The European Central Bank kept its benchmark interest rates unchanged, as widely expected and stuck to its decision to end the stimulus program in the third quarter this year but did not provide any further details that disappointed markets, as many expected hawkish reaction in light of surging inflation that prompted a number of major central banks to start tightening policies.

The ECB’s President Christine Lagarde pointed to growing uncertainty on the war in Ukraine, as the main obstacle, but said that the central bank will maintain optionality, gradualism and flexibility in conducting its monetary policy.

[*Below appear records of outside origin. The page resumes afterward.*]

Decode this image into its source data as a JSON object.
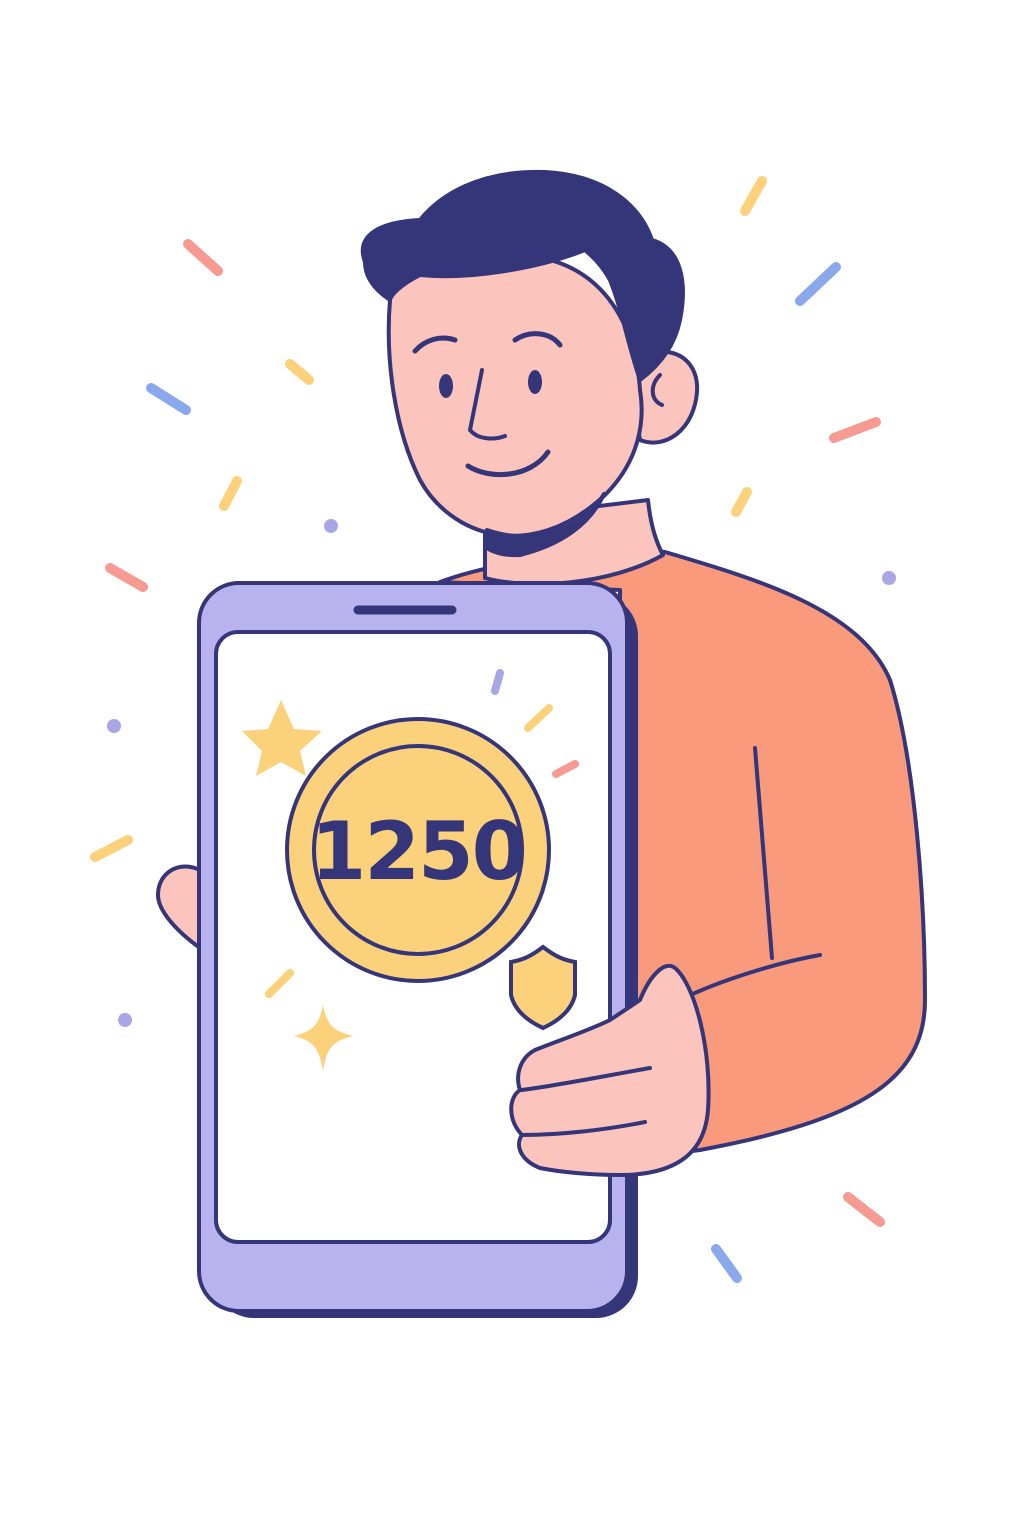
{
  "coin": {
    "value": "1250"
  },
  "colors": {
    "outline": "#35357a",
    "hair": "#35357a",
    "skin": "#fbc4bd",
    "shirt": "#fa9a7d",
    "phone_body": "#b8b2ee",
    "screen": "#ffffff",
    "coin": "#fbd27b",
    "star": "#fbd27b",
    "confetti_pink": "#f69a92",
    "confetti_blue": "#8aa8ec",
    "confetti_yellow": "#fbd27b",
    "confetti_purple": "#a9a6e6"
  },
  "icons": {
    "star": "star-icon",
    "sparkle": "sparkle-icon",
    "shield": "shield-icon",
    "coin": "coin-icon"
  }
}
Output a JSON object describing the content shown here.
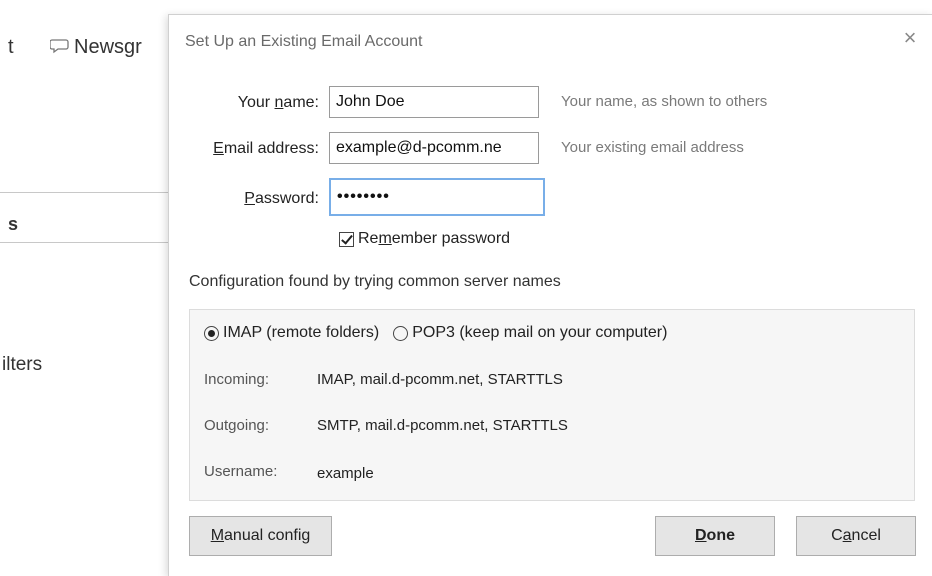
{
  "background": {
    "menu_t": "t",
    "newsgroups_label": "Newsgr",
    "section_s": "s",
    "filters_label": "ilters"
  },
  "dialog": {
    "title": "Set Up an Existing Email Account",
    "close_glyph": "×",
    "name_label_pre": "Your ",
    "name_label_key": "n",
    "name_label_post": "ame:",
    "name_value": "John Doe",
    "name_hint": "Your name, as shown to others",
    "email_label_key": "E",
    "email_label_post": "mail address:",
    "email_value": "example@d-pcomm.ne",
    "email_hint": "Your existing email address",
    "password_label_key": "P",
    "password_label_post": "assword:",
    "password_value": "••••••••",
    "remember_pre": "Re",
    "remember_key": "m",
    "remember_post": "ember password",
    "remember_checked": true,
    "config_message": "Configuration found by trying common server names",
    "imap_label": "IMAP (remote folders)",
    "pop3_label": "POP3 (keep mail on your computer)",
    "protocol_selected": "IMAP",
    "incoming_label": "Incoming:",
    "incoming_value": "IMAP, mail.d-pcomm.net, STARTTLS",
    "outgoing_label": "Outgoing:",
    "outgoing_value": "SMTP, mail.d-pcomm.net, STARTTLS",
    "username_label": "Username:",
    "username_value": "example",
    "manual_key": "M",
    "manual_post": "anual config",
    "done_pre": "",
    "done_key": "D",
    "done_post": "one",
    "cancel_pre": "C",
    "cancel_key": "a",
    "cancel_post": "ncel"
  }
}
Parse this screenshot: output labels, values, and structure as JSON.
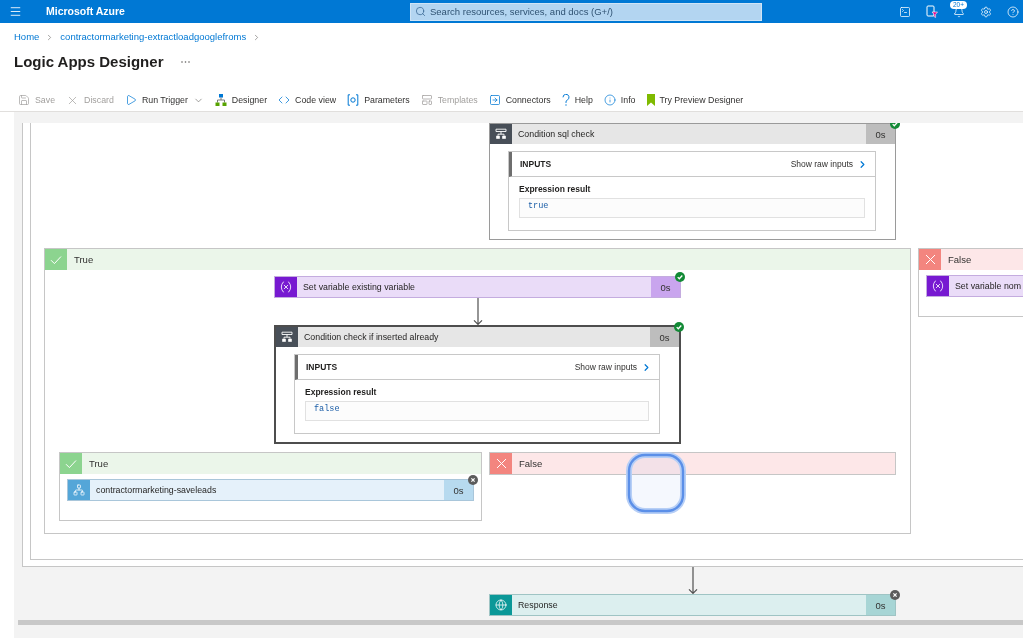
{
  "top_bar": {
    "brand": "Microsoft Azure",
    "search": {
      "placeholder": "Search resources, services, and docs (G+/)"
    },
    "notification_count": "20+"
  },
  "breadcrumb": [
    {
      "label": "Home"
    },
    {
      "label": "contractormarketing-extractloadgooglefroms"
    }
  ],
  "page_title": "Logic Apps Designer",
  "toolbar": [
    {
      "kind": "save",
      "label": "Save",
      "disabled": true,
      "dropdown": false
    },
    {
      "kind": "discard",
      "label": "Discard",
      "disabled": true,
      "dropdown": false
    },
    {
      "kind": "run",
      "label": "Run Trigger",
      "disabled": false,
      "dropdown": true
    },
    {
      "kind": "designer",
      "label": "Designer",
      "disabled": false,
      "dropdown": false
    },
    {
      "kind": "code",
      "label": "Code view",
      "disabled": false,
      "dropdown": false
    },
    {
      "kind": "parameters",
      "label": "Parameters",
      "disabled": false,
      "dropdown": false
    },
    {
      "kind": "templates",
      "label": "Templates",
      "disabled": true,
      "dropdown": false
    },
    {
      "kind": "connectors",
      "label": "Connectors",
      "disabled": false,
      "dropdown": false
    },
    {
      "kind": "help",
      "label": "Help",
      "disabled": false,
      "dropdown": false
    },
    {
      "kind": "info",
      "label": "Info",
      "disabled": false,
      "dropdown": false
    },
    {
      "kind": "preview",
      "label": "Try Preview Designer",
      "disabled": false,
      "dropdown": false
    }
  ],
  "designer": {
    "actions": [
      {
        "kind": "scope",
        "actions": [
          {
            "kind": "scope",
            "actions": [
              {
                "kind": "condition",
                "title": "Condition sql check",
                "duration": "0s",
                "succeeded": true,
                "selected": false,
                "inputs": {
                  "heading": "INPUTS",
                  "link": "Show raw inputs",
                  "label": "Expression result",
                  "value": "true"
                },
                "branches": [
                  {
                    "kind": "true",
                    "label": "True",
                    "actions": [
                      {
                        "kind": "variable",
                        "title": "Set variable existing variable",
                        "duration": "0s",
                        "succeeded": true,
                        "selected": false
                      },
                      {
                        "kind": "condition",
                        "title": "Condition check if inserted already",
                        "duration": "0s",
                        "succeeded": true,
                        "selected": true,
                        "inputs": {
                          "heading": "INPUTS",
                          "link": "Show raw inputs",
                          "label": "Expression result",
                          "value": "false"
                        },
                        "branches": [
                          {
                            "kind": "true",
                            "label": "True",
                            "actions": [
                              {
                                "kind": "workflow",
                                "title": "contractormarketing-saveleads",
                                "duration": "0s",
                                "succeeded": false,
                                "selected": false
                              }
                            ]
                          },
                          {
                            "kind": "false",
                            "label": "False"
                          }
                        ]
                      }
                    ]
                  },
                  {
                    "kind": "false",
                    "label": "False",
                    "actions": [
                      {
                        "kind": "variable",
                        "title": "Set variable nom",
                        "selected": false
                      }
                    ]
                  }
                ]
              }
            ]
          }
        ]
      },
      {
        "kind": "response",
        "title": "Response",
        "duration": "0s",
        "succeeded": false,
        "selected": false
      }
    ]
  }
}
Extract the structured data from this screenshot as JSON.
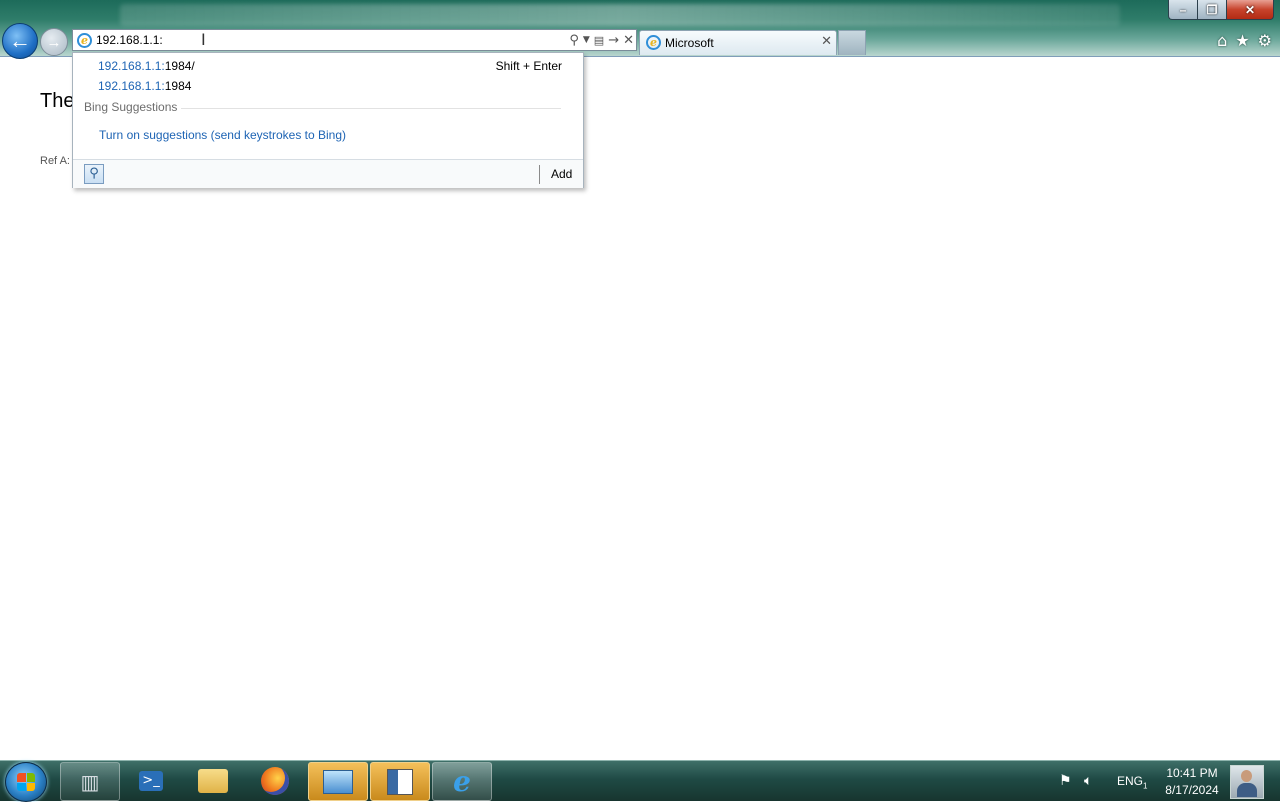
{
  "browser": {
    "address": "192.168.1.1:",
    "tab": {
      "title": "Microsoft"
    },
    "icons": {
      "back": "back-arrow-icon",
      "forward": "forward-arrow-icon",
      "search": "search-icon",
      "dropdown": "dropdown-arrow-icon",
      "compat": "compatibility-view-icon",
      "go": "go-arrow-icon",
      "stop": "stop-icon",
      "home": "home-icon",
      "favorites": "star-icon",
      "tools": "gear-icon"
    }
  },
  "window_controls": {
    "minimize": "minimize-icon",
    "maximize": "restore-icon",
    "close": "close-icon"
  },
  "page": {
    "heading": "The",
    "ref": "Ref A:"
  },
  "dropdown": {
    "suggestions": [
      {
        "host": "192.168.1.1:",
        "rest": "1984/"
      },
      {
        "host": "192.168.1.1:",
        "rest": "1984"
      }
    ],
    "hint": "Shift + Enter",
    "section_title": "Bing Suggestions",
    "bing_link": "Turn on suggestions (send keystrokes to Bing)",
    "add_label": "Add"
  },
  "taskbar": {
    "apps": [
      "start-orb",
      "server-manager",
      "powershell",
      "file-explorer",
      "firefox",
      "control-panel",
      "notepad",
      "internet-explorer"
    ],
    "language": "ENG",
    "language_sub": "1",
    "time": "10:41 PM",
    "date": "8/17/2024"
  },
  "colors": {
    "link": "#1e64b4",
    "accent": "#2f7d6a",
    "close_button": "#c7432c"
  }
}
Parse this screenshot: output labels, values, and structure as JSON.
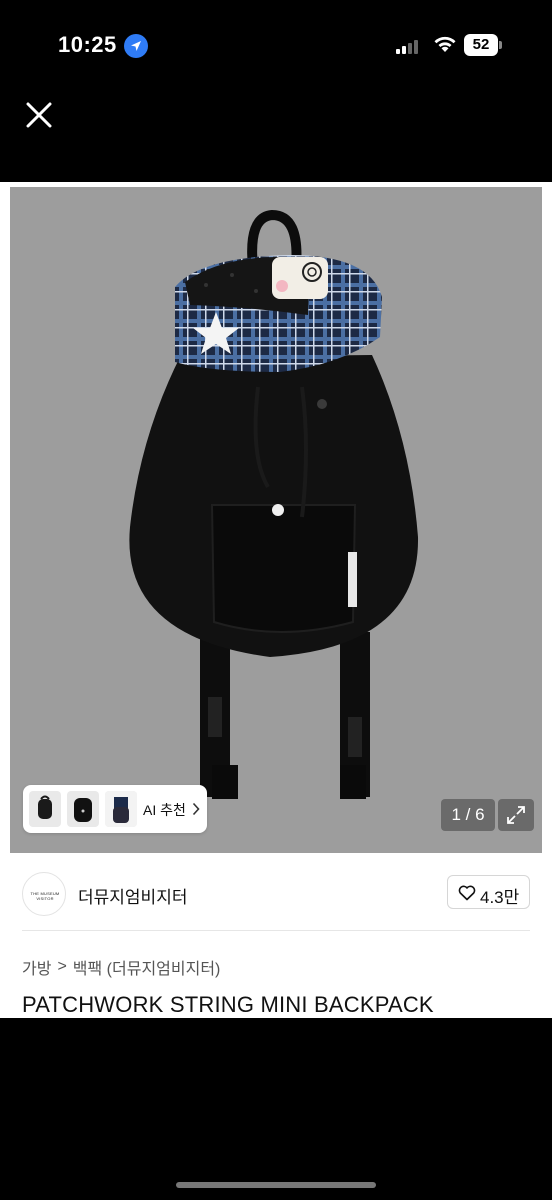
{
  "status_bar": {
    "time": "10:25",
    "battery": "52",
    "location_icon": "location-arrow-icon",
    "signal_icon": "cellular-signal-icon",
    "wifi_icon": "wifi-icon"
  },
  "top_bar": {
    "close_icon": "close-icon"
  },
  "gallery": {
    "counter": "1 / 6",
    "current_index": 1,
    "total": 6,
    "expand_icon": "expand-icon",
    "background_color": "#9d9d9d"
  },
  "ai_recommend": {
    "label": "AI 추천",
    "chevron_icon": "chevron-right-icon"
  },
  "shop": {
    "name": "더뮤지엄비지터",
    "avatar_text": "THE MUSEUM VISITOR",
    "likes": "4.3만",
    "heart_icon": "heart-outline-icon"
  },
  "breadcrumb": {
    "category": "가방",
    "separator": ">",
    "subcategory": "백팩 (더뮤지엄비지터)"
  },
  "product": {
    "title": "PATCHWORK STRING MINI BACKPACK"
  },
  "colors": {
    "location_blue": "#2f7cf6",
    "sheet_bg": "#ffffff",
    "screen_bg": "#000000"
  }
}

The end of asset purchases could come at any time in the third quarter, but without any further information about timing, as well as no timeframe for when the central bank would start to raise rates, adding that rate hike could occur weeks or even months after the stimulus ends and when the ECB gets there.

Unexpectedly dovish stance suggests that the European Central bank is diverging from its all major peers, as the US Federal Reserve and The Bank of England already started to tighten their policies after nearly three years, with the US central bank leading on expectations for eight or more hikes in next two years, while the most recent action in increasing the cost of borrowing, was seen from the central banks of New Zealand, Canada and South Korea.

The policymakers were split, as hawks, including governors of Germany, Austria, Netherlands and Belgium, made the case for rate hikes, arguing that inflation could rise further, with households and the economies overall being already strongly hit by rising energy prices, draining household savings and growing uncertainty.

On the other side, doves supported their decision by the notion that the most of inflation is a result of external supply shock, therefore the price pressures will fade over time.

Lagarde supported the central bank’s decision to stay on hold, by the situation in Ukraine, as all 19 economies of the Eurozone are heavily exposed to the conflict that further damages the confidence and adds to persisting supply disruptions which started during coronavirus pandemic.

The bloc’s members are also strongly concerned about the reverse impact of sanctions imposed to Russia, as the newest plan to add Russian oil and natural gas to the list of banned items imported from Russia, as the bloc is so far lacking unity on this matter, with strong dissonant tones coming from Germany, the EU’s largest economy, Hungary and Slovakia.

If all members agree on imposing sanctions on energy from Russia that would further undermine already fragile bloc’s economy, weakened by pandemic and sent most of countries of the union into recession, scenario that all want to avoid.

Lagarde stressed that EU economy’s development will be strongly dependent on how the conflict evolves that results in the central bank’s prolonged ‘sit and wait’ policy which continues to damage the confidence and darkens the outlook, as economists already lowered bets for rate hike by the end of the year.

The ECB currently faces two opposing economic forces as recent surge in inflation, which rose to a record high at 7.5%, collides with central bank’s purchases of nearly 5 trillion euros of public and private debts in past few years, aiming to revive inflation which was stubbornly low since 2015 until recently.